Such nanowires hold great promise as light emitting diodes because (1) they are produced to a large extent with self-assembly techniques, providing complex structures with relatively simple processing, (2) the limited radial extent of the nanowires allows heteroepitaxial combination of materials with virtually no regard to lattice matching or thermal expansion issues, thus avoiding the strains and defects in conventional planar LEDs that plague both efficiency and manufacturing yields, (3) the vertical form factor of the nanowire itself promotes efficient light extraction, and (4) nLED can be grown directly on large area (6” or even bigger) silicon wafers with mass-manufacturing techniques already in common use, thus avoiding the high cost of small (2” – 4”), expensive wafers (such as sapphire, SiC and GaN) uniformly used by the LED industry today.

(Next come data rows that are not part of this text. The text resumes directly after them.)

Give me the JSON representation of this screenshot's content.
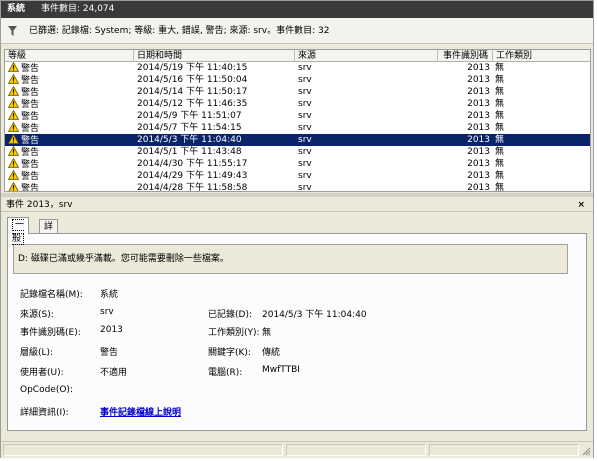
{
  "titlebar": {
    "log_name": "系統",
    "event_count": "事件數目: 24,074"
  },
  "filter": {
    "text": "已篩選: 記錄檔: System; 等級: 重大, 錯誤, 警告; 來源: srv。事件數目: 32"
  },
  "table": {
    "headers": {
      "level": "等級",
      "date": "日期和時間",
      "source": "來源",
      "event_id": "事件識別碼",
      "category": "工作類別"
    },
    "rows": [
      {
        "level": "警告",
        "date": "2014/5/19 下午 11:40:15",
        "source": "srv",
        "event_id": "2013",
        "category": "無"
      },
      {
        "level": "警告",
        "date": "2014/5/16 下午 11:50:04",
        "source": "srv",
        "event_id": "2013",
        "category": "無"
      },
      {
        "level": "警告",
        "date": "2014/5/14 下午 11:50:17",
        "source": "srv",
        "event_id": "2013",
        "category": "無"
      },
      {
        "level": "警告",
        "date": "2014/5/12 下午 11:46:35",
        "source": "srv",
        "event_id": "2013",
        "category": "無"
      },
      {
        "level": "警告",
        "date": "2014/5/9 下午 11:51:07",
        "source": "srv",
        "event_id": "2013",
        "category": "無"
      },
      {
        "level": "警告",
        "date": "2014/5/7 下午 11:54:15",
        "source": "srv",
        "event_id": "2013",
        "category": "無"
      },
      {
        "level": "警告",
        "date": "2014/5/3 下午 11:04:40",
        "source": "srv",
        "event_id": "2013",
        "category": "無"
      },
      {
        "level": "警告",
        "date": "2014/5/1 下午 11:43:48",
        "source": "srv",
        "event_id": "2013",
        "category": "無"
      },
      {
        "level": "警告",
        "date": "2014/4/30 下午 11:55:17",
        "source": "srv",
        "event_id": "2013",
        "category": "無"
      },
      {
        "level": "警告",
        "date": "2014/4/29 下午 11:49:43",
        "source": "srv",
        "event_id": "2013",
        "category": "無"
      },
      {
        "level": "警告",
        "date": "2014/4/28 下午 11:58:58",
        "source": "srv",
        "event_id": "2013",
        "category": "無"
      }
    ]
  },
  "detail": {
    "header": "事件 2013，srv",
    "close": "×",
    "tabs": {
      "general": "一般",
      "details": "詳細資料"
    },
    "message": "D: 磁碟已滿或幾乎滿載。您可能需要刪除一些檔案。",
    "fields": {
      "log_name_label": "記錄檔名稱(M):",
      "log_name_value": "系統",
      "source_label": "來源(S):",
      "source_value": "srv",
      "logged_label": "已記錄(D):",
      "logged_value": "2014/5/3 下午 11:04:40",
      "event_id_label": "事件識別碼(E):",
      "event_id_value": "2013",
      "task_label": "工作類別(Y):",
      "task_value": "無",
      "level_label": "層級(L):",
      "level_value": "警告",
      "keywords_label": "關鍵字(K):",
      "keywords_value": "傳統",
      "user_label": "使用者(U):",
      "user_value": "不適用",
      "computer_label": "電腦(R):",
      "computer_value": "MwfTTBI",
      "opcode_label": "OpCode(O):",
      "more_info_label": "詳細資訊(I):",
      "more_info_link": "事件記錄檔線上說明"
    }
  },
  "colors": {
    "selection": "#0a246a",
    "warning": "#f7c600",
    "link": "#0000cc",
    "titlebar": "#3a3a3a"
  },
  "icons": {
    "filter": "funnel-icon",
    "level": "warning-icon",
    "close": "close-icon",
    "resize": "resize-grip-icon"
  }
}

Together, these advantages will permit simple growth of complex networks of optically active heterostructured materials with monolithically integrated electronic devices on inexpensive mono and poly-crystalline Si substrates.
The Company’s goal is to develop and commercialize highly efficient multiple heterostructure nanowire based light emitting diode chips fabricated on readily available low-cost and large area silicon wafers using enhanced, lower cost epitaxial growth processes that are readily scalable to mass production. We anticipate developing and offering nanowire-based LED chips to the market with high efficacy but at a cost far below today’s state-of-the-art planar LEDs, while opening the door to even higher future potential efficiencies and lower costs.
Contacts and sources:
CEO Bo Pedersen.